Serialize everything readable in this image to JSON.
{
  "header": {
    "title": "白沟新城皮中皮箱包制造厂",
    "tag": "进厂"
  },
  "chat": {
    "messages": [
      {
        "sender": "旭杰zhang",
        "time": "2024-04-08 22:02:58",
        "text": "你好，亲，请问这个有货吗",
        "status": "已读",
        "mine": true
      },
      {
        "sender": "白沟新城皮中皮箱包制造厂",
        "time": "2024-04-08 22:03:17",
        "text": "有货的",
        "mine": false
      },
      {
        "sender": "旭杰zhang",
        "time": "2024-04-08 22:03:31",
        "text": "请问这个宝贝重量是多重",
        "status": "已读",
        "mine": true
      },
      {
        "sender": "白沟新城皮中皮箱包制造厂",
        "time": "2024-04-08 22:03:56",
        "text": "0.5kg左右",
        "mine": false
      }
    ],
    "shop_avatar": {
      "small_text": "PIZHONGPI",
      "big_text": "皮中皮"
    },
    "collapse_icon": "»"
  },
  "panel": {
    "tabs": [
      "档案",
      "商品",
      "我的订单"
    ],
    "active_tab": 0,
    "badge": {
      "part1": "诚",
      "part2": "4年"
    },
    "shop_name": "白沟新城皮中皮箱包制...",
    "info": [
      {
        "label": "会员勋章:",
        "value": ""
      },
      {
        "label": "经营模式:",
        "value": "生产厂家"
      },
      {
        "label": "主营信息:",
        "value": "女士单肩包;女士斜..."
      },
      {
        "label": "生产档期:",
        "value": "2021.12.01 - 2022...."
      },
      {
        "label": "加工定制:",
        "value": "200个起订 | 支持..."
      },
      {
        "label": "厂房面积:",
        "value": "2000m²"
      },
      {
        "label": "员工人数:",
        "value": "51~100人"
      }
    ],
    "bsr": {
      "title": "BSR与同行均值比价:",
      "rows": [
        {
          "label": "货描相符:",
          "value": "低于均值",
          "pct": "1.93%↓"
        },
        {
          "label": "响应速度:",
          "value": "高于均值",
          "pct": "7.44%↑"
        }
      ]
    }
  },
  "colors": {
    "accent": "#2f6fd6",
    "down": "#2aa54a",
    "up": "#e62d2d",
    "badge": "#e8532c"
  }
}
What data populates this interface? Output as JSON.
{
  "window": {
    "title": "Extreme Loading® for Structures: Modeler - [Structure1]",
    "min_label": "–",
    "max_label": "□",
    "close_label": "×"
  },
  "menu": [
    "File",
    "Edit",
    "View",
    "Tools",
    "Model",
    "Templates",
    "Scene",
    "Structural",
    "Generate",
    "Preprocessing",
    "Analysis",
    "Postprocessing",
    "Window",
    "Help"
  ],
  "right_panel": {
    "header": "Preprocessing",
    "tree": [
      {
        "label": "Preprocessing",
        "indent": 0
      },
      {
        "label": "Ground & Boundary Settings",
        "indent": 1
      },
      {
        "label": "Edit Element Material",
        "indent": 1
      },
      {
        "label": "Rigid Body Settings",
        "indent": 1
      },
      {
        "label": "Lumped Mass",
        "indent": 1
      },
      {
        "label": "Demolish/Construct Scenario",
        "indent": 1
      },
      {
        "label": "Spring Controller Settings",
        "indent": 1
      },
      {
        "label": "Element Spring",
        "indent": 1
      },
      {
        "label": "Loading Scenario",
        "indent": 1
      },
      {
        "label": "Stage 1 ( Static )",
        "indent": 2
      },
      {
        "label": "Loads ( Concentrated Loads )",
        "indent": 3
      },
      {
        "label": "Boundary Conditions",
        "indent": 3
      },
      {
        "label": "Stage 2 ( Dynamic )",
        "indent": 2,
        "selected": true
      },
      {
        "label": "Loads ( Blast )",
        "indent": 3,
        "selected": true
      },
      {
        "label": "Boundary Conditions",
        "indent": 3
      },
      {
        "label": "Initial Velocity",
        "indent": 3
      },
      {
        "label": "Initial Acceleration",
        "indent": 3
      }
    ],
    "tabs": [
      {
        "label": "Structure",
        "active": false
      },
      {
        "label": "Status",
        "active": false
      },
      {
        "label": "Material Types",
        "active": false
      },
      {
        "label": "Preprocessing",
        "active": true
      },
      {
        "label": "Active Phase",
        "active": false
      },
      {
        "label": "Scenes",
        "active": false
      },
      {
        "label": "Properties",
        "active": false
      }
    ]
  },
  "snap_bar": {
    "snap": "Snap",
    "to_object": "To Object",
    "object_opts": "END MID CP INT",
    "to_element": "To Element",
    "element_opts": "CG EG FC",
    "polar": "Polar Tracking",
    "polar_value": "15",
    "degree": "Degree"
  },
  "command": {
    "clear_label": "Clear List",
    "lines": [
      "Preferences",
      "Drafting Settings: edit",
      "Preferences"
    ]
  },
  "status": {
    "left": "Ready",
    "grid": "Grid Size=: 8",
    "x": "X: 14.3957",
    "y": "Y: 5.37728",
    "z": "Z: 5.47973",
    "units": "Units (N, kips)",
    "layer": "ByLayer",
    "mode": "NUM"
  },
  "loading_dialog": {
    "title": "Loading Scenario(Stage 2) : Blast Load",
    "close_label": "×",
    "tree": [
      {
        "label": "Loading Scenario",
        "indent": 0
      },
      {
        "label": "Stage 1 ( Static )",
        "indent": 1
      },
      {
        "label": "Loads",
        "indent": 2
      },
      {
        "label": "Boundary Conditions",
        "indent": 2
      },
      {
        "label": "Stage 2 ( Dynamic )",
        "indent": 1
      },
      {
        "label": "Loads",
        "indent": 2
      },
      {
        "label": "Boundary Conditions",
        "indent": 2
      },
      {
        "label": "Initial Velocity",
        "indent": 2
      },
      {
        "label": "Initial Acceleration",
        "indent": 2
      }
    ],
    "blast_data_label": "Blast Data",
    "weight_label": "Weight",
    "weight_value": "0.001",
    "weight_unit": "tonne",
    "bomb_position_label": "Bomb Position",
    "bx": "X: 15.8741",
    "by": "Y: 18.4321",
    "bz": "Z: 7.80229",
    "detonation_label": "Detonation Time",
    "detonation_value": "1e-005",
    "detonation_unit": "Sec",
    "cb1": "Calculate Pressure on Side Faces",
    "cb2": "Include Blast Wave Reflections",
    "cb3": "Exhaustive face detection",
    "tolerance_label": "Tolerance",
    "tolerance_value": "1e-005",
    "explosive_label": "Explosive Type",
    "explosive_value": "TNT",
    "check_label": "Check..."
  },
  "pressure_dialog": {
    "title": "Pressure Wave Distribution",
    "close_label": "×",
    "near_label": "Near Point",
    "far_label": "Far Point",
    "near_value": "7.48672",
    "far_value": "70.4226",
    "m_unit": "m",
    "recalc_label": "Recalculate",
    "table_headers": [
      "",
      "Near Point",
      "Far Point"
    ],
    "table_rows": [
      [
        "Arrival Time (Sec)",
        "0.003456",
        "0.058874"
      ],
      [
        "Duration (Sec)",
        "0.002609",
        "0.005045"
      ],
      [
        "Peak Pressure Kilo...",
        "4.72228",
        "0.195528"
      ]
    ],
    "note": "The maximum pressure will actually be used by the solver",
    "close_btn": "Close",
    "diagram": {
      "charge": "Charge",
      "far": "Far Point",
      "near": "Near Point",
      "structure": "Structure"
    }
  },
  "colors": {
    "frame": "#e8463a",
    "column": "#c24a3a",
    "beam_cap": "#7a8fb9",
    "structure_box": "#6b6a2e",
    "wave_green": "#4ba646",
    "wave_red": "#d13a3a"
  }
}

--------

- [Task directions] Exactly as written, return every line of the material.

- [Task result]
Serialize everything readable in this image to JSON.
{
  "header": {
    "title": "白沟新城皮中皮箱包制造厂",
    "tag": "进厂"
  },
  "chat": {
    "messages": [
      {
        "sender": "旭杰zhang",
        "time": "2024-04-08 22:02:58",
        "text": "你好，亲，请问这个有货吗",
        "status": "已读",
        "mine": true
      },
      {
        "sender": "白沟新城皮中皮箱包制造厂",
        "time": "2024-04-08 22:03:17",
        "text": "有货的",
        "mine": false
      },
      {
        "sender": "旭杰zhang",
        "time": "2024-04-08 22:03:31",
        "text": "请问这个宝贝重量是多重",
        "status": "已读",
        "mine": true
      },
      {
        "sender": "白沟新城皮中皮箱包制造厂",
        "time": "2024-04-08 22:03:56",
        "text": "0.5kg左右",
        "mine": false
      }
    ],
    "shop_avatar": {
      "small_text": "PIZHONGPI",
      "big_text": "皮中皮"
    },
    "collapse_icon": "»"
  },
  "panel": {
    "tabs": [
      "档案",
      "商品",
      "我的订单"
    ],
    "active_tab": 0,
    "badge": {
      "part1": "诚",
      "part2": "4年"
    },
    "shop_name": "白沟新城皮中皮箱包制...",
    "info": [
      {
        "label": "会员勋章:",
        "value": ""
      },
      {
        "label": "经营模式:",
        "value": "生产厂家"
      },
      {
        "label": "主营信息:",
        "value": "女士单肩包;女士斜..."
      },
      {
        "label": "生产档期:",
        "value": "2021.12.01 - 2022...."
      },
      {
        "label": "加工定制:",
        "value": "200个起订 | 支持..."
      },
      {
        "label": "厂房面积:",
        "value": "2000m²"
      },
      {
        "label": "员工人数:",
        "value": "51~100人"
      }
    ],
    "bsr": {
      "title": "BSR与同行均值比价:",
      "rows": [
        {
          "label": "货描相符:",
          "value": "低于均值",
          "pct": "1.93%↓"
        },
        {
          "label": "响应速度:",
          "value": "高于均值",
          "pct": "7.44%↑"
        }
      ]
    }
  },
  "colors": {
    "accent": "#2f6fd6",
    "down": "#2aa54a",
    "up": "#e62d2d",
    "badge": "#e8532c"
  }
}
What data populates this interface? Output as JSON.
{
  "window": {
    "title": "Extreme Loading® for Structures: Modeler - [Structure1]",
    "min_label": "–",
    "max_label": "□",
    "close_label": "×"
  },
  "menu": [
    "File",
    "Edit",
    "View",
    "Tools",
    "Model",
    "Templates",
    "Scene",
    "Structural",
    "Generate",
    "Preprocessing",
    "Analysis",
    "Postprocessing",
    "Window",
    "Help"
  ],
  "right_panel": {
    "header": "Preprocessing",
    "tree": [
      {
        "label": "Preprocessing",
        "indent": 0
      },
      {
        "label": "Ground & Boundary Settings",
        "indent": 1
      },
      {
        "label": "Edit Element Material",
        "indent": 1
      },
      {
        "label": "Rigid Body Settings",
        "indent": 1
      },
      {
        "label": "Lumped Mass",
        "indent": 1
      },
      {
        "label": "Demolish/Construct Scenario",
        "indent": 1
      },
      {
        "label": "Spring Controller Settings",
        "indent": 1
      },
      {
        "label": "Element Spring",
        "indent": 1
      },
      {
        "label": "Loading Scenario",
        "indent": 1
      },
      {
        "label": "Stage 1 ( Static )",
        "indent": 2
      },
      {
        "label": "Loads ( Concentrated Loads )",
        "indent": 3
      },
      {
        "label": "Boundary Conditions",
        "indent": 3
      },
      {
        "label": "Stage 2 ( Dynamic )",
        "indent": 2,
        "selected": true
      },
      {
        "label": "Loads ( Blast )",
        "indent": 3,
        "selected": true
      },
      {
        "label": "Boundary Conditions",
        "indent": 3
      },
      {
        "label": "Initial Velocity",
        "indent": 3
      },
      {
        "label": "Initial Acceleration",
        "indent": 3
      }
    ],
    "tabs": [
      {
        "label": "Structure",
        "active": false
      },
      {
        "label": "Status",
        "active": false
      },
      {
        "label": "Material Types",
        "active": false
      },
      {
        "label": "Preprocessing",
        "active": true
      },
      {
        "label": "Active Phase",
        "active": false
      },
      {
        "label": "Scenes",
        "active": false
      },
      {
        "label": "Properties",
        "active": false
      }
    ]
  },
  "snap_bar": {
    "snap": "Snap",
    "to_object": "To Object",
    "object_opts": "END MID CP INT",
    "to_element": "To Element",
    "element_opts": "CG EG FC",
    "polar": "Polar Tracking",
    "polar_value": "15",
    "degree": "Degree"
  },
  "command": {
    "clear_label": "Clear List",
    "lines": [
      "Preferences",
      "Drafting Settings: edit",
      "Preferences"
    ]
  },
  "status": {
    "left": "Ready",
    "grid": "Grid Size=: 8",
    "x": "X: 14.3957",
    "y": "Y: 5.37728",
    "z": "Z: 5.47973",
    "units": "Units (N, kips)",
    "layer": "ByLayer",
    "mode": "NUM"
  },
  "loading_dialog": {
    "title": "Loading Scenario(Stage 2) : Blast Load",
    "close_label": "×",
    "tree": [
      {
        "label": "Loading Scenario",
        "indent": 0
      },
      {
        "label": "Stage 1 ( Static )",
        "indent": 1
      },
      {
        "label": "Loads",
        "indent": 2
      },
      {
        "label": "Boundary Conditions",
        "indent": 2
      },
      {
        "label": "Stage 2 ( Dynamic )",
        "indent": 1
      },
      {
        "label": "Loads",
        "indent": 2
      },
      {
        "label": "Boundary Conditions",
        "indent": 2
      },
      {
        "label": "Initial Velocity",
        "indent": 2
      },
      {
        "label": "Initial Acceleration",
        "indent": 2
      }
    ],
    "blast_data_label": "Blast Data",
    "weight_label": "Weight",
    "weight_value": "0.001",
    "weight_unit": "tonne",
    "bomb_position_label": "Bomb Position",
    "bx": "X: 15.8741",
    "by": "Y: 18.4321",
    "bz": "Z: 7.80229",
    "detonation_label": "Detonation Time",
    "detonation_value": "1e-005",
    "detonation_unit": "Sec",
    "cb1": "Calculate Pressure on Side Faces",
    "cb2": "Include Blast Wave Reflections",
    "cb3": "Exhaustive face detection",
    "tolerance_label": "Tolerance",
    "tolerance_value": "1e-005",
    "explosive_label": "Explosive Type",
    "explosive_value": "TNT",
    "check_label": "Check..."
  },
  "pressure_dialog": {
    "title": "Pressure Wave Distribution",
    "close_label": "×",
    "near_label": "Near Point",
    "far_label": "Far Point",
    "near_value": "7.48672",
    "far_value": "70.4226",
    "m_unit": "m",
    "recalc_label": "Recalculate",
    "table_headers": [
      "",
      "Near Point",
      "Far Point"
    ],
    "table_rows": [
      [
        "Arrival Time (Sec)",
        "0.003456",
        "0.058874"
      ],
      [
        "Duration (Sec)",
        "0.002609",
        "0.005045"
      ],
      [
        "Peak Pressure Kilo...",
        "4.72228",
        "0.195528"
      ]
    ],
    "note": "The maximum pressure will actually be used by the solver",
    "close_btn": "Close",
    "diagram": {
      "charge": "Charge",
      "far": "Far Point",
      "near": "Near Point",
      "structure": "Structure"
    }
  },
  "colors": {
    "frame": "#e8463a",
    "column": "#c24a3a",
    "beam_cap": "#7a8fb9",
    "structure_box": "#6b6a2e",
    "wave_green": "#4ba646",
    "wave_red": "#d13a3a"
  }
}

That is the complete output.